Index­er If your have a type that rep­re­sents a col­lec­tion of val­ues, adding a cus­tom index­er gives you a nat­ur­al way to index direct­ly into the object using the .[ ] oper­a­tor. Take this sim­ple Cal­en­dar class for instance, which keeps a map (F# equiv­a­lent of a Dictionary<TKey, TVal­ue>) of notes against Date­Time val­ues: By …

F# – Adding cus­tom index­er and slicer to your typeRead More »

.Net Tips – Getting the default value of a type outside of generics

To get the default val­ue of a type, you’ve prob­a­bly used the default key­word in .Net already: 1: var default­Int = default(int); // 0 2: var default­O­bj = default(string); // null How­ev­er, the use of the default key­word requires a type name to be spec­i­fied at com­pile time, so you won’t be able to use …

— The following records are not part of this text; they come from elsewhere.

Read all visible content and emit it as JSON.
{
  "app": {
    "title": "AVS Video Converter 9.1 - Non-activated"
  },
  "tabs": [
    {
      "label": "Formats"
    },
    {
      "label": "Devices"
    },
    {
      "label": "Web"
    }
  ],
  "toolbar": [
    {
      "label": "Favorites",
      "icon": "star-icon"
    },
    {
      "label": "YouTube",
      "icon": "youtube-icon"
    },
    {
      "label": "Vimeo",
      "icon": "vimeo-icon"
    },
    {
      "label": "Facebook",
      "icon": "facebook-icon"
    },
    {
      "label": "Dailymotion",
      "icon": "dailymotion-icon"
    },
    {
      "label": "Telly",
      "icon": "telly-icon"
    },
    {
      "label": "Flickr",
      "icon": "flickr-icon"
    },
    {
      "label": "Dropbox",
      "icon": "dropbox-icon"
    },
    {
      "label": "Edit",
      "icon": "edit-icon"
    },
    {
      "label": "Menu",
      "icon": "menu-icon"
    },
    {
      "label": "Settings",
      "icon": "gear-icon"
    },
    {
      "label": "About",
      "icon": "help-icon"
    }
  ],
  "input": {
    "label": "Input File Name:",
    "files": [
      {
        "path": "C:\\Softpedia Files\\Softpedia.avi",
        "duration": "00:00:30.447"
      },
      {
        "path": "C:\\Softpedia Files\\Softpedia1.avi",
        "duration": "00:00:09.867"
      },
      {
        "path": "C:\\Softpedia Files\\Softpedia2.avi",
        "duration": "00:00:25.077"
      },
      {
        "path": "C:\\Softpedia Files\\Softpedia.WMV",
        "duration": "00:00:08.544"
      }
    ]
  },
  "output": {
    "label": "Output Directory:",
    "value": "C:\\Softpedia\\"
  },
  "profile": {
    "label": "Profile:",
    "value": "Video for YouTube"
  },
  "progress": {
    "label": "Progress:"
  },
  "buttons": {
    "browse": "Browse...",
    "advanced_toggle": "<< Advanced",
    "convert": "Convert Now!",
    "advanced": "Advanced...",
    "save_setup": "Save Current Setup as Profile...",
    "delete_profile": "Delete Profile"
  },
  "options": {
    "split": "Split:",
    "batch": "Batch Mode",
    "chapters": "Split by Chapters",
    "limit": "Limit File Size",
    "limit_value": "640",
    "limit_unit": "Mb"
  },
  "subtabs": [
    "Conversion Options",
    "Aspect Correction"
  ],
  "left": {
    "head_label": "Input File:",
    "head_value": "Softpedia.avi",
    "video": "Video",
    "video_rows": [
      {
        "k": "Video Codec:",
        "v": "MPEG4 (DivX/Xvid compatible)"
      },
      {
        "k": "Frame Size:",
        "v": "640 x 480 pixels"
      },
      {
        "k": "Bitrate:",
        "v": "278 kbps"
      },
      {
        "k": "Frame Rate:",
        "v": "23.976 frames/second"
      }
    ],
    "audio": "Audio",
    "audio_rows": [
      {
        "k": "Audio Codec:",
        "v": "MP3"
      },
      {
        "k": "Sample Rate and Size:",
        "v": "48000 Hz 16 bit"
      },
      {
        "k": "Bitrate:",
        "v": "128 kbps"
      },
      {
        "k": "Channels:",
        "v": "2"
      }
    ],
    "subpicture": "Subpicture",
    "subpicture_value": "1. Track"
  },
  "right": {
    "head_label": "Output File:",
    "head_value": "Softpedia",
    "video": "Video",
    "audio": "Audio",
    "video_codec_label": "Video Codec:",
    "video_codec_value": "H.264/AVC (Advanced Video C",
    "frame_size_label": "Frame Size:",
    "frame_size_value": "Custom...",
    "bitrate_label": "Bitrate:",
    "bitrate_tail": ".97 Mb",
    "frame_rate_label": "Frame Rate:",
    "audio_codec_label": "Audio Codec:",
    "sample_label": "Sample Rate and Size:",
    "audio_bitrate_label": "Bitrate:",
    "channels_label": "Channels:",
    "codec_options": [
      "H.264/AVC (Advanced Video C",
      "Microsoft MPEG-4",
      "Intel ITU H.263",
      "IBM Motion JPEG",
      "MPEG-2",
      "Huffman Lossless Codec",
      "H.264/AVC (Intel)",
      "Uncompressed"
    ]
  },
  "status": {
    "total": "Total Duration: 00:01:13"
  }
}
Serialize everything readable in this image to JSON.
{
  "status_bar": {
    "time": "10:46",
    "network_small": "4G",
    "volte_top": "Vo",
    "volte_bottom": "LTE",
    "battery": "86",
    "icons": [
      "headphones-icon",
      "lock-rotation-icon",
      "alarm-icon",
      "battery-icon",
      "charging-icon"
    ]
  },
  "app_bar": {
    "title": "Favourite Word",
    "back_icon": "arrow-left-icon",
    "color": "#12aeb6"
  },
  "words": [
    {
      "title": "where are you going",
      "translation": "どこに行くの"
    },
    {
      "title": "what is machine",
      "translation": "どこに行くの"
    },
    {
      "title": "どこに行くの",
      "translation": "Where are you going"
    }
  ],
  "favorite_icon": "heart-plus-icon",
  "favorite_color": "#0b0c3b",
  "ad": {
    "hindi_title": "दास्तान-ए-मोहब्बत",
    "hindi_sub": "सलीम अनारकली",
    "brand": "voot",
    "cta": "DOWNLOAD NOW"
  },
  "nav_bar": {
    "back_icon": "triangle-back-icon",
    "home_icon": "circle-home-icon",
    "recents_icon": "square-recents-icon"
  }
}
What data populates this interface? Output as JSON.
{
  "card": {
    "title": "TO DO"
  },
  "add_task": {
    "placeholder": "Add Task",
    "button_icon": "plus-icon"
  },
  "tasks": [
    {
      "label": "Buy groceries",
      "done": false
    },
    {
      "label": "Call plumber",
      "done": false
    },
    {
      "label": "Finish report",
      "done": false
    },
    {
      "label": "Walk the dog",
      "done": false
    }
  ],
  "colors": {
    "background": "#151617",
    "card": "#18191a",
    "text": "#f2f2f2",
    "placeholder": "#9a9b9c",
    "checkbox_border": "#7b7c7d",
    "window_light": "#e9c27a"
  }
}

.Net Tips – Get­ting the default val­ue of a type out­side of gener­icsRead More »

.Net Tips – Finding GAC

By default the GAC fold­er in Win­dows is locat­ed at %windir%\assembly, you can find all the reg­is­tered DLLs in that fold­er. Whilst you can open it in win­dows explor­er and view it like any oth­er fold­er, it is a some­what spe­cial and allows you to have dif­fer­ent ver­sions of the same DLL reg­is­tered in the …

.Net Tips – Find­ing GACRead More »

By continuing to use the site, you agree to the use of cookies. more information

The cookie settings on this website are set to "allow cookies" to give you the best browsing experience possible. If you continue to use this website without changing your cookie settings or you click "Accept" below then you are consenting to this.